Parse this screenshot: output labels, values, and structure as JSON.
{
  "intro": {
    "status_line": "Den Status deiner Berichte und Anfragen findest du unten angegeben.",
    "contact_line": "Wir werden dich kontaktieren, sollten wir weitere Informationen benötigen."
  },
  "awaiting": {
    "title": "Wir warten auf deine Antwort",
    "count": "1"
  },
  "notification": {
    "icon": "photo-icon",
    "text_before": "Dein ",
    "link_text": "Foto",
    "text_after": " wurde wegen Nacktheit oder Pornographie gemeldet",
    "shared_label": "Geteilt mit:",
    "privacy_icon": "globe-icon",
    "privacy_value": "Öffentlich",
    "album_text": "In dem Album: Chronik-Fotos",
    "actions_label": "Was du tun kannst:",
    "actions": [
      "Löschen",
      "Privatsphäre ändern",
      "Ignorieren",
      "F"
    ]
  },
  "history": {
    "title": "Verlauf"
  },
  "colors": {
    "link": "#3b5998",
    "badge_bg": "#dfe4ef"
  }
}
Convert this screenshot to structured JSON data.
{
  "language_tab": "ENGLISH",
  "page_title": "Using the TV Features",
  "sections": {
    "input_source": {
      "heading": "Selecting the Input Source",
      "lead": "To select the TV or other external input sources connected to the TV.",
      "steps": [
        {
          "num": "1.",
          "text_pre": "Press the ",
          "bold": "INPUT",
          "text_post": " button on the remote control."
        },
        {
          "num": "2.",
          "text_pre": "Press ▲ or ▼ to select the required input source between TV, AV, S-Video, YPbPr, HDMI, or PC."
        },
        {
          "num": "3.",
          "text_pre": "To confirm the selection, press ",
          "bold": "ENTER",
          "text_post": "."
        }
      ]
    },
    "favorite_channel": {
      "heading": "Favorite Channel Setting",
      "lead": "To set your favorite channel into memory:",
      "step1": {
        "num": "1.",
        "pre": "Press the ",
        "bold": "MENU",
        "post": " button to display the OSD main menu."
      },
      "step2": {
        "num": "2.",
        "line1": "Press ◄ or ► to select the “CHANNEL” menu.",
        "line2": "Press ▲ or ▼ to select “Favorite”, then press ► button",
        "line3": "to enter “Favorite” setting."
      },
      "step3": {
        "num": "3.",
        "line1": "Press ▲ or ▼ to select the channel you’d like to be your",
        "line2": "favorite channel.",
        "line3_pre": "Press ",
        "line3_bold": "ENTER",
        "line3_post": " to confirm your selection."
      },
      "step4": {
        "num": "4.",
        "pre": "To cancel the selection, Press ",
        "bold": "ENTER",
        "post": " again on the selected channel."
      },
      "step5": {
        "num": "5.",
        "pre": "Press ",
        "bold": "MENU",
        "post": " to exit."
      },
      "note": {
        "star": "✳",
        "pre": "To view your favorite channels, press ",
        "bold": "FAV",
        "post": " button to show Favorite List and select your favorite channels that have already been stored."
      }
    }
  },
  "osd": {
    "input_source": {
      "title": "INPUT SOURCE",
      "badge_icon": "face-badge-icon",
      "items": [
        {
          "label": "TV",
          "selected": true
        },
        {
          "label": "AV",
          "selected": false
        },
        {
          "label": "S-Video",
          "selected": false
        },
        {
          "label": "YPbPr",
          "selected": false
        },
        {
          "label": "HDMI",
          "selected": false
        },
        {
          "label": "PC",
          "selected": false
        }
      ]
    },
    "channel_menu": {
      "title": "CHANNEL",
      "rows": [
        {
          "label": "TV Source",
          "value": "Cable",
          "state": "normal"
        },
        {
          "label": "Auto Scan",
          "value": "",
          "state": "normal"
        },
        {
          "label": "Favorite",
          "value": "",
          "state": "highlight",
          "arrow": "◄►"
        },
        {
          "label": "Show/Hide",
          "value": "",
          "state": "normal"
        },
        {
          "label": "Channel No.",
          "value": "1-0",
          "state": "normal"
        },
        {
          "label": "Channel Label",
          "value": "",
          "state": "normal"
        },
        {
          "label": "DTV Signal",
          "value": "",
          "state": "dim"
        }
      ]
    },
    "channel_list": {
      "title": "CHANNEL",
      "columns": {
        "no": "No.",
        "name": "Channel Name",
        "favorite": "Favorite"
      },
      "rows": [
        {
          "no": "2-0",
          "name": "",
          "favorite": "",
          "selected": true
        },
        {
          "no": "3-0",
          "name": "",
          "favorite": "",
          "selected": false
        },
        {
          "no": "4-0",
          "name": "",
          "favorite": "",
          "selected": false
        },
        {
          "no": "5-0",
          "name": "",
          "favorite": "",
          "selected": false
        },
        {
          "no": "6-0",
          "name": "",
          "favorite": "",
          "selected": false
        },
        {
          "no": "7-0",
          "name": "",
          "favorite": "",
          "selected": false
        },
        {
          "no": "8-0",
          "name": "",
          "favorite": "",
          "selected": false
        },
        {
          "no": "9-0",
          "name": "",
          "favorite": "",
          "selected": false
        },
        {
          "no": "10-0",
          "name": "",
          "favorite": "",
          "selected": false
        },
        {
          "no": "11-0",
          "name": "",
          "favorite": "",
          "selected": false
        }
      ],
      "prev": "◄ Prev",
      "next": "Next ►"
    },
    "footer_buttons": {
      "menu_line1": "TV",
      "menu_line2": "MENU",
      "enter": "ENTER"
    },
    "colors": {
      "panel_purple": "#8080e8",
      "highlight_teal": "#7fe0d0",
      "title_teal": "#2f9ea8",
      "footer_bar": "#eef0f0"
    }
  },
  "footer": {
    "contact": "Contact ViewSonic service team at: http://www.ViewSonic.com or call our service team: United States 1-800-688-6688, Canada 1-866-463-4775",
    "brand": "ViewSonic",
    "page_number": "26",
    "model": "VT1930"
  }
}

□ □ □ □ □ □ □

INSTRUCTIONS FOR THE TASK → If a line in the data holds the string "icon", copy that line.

THE COMPLETED TASK →
    "icon": "photo-icon",
    "privacy_icon": "globe-icon",
      "badge_icon": "face-badge-icon",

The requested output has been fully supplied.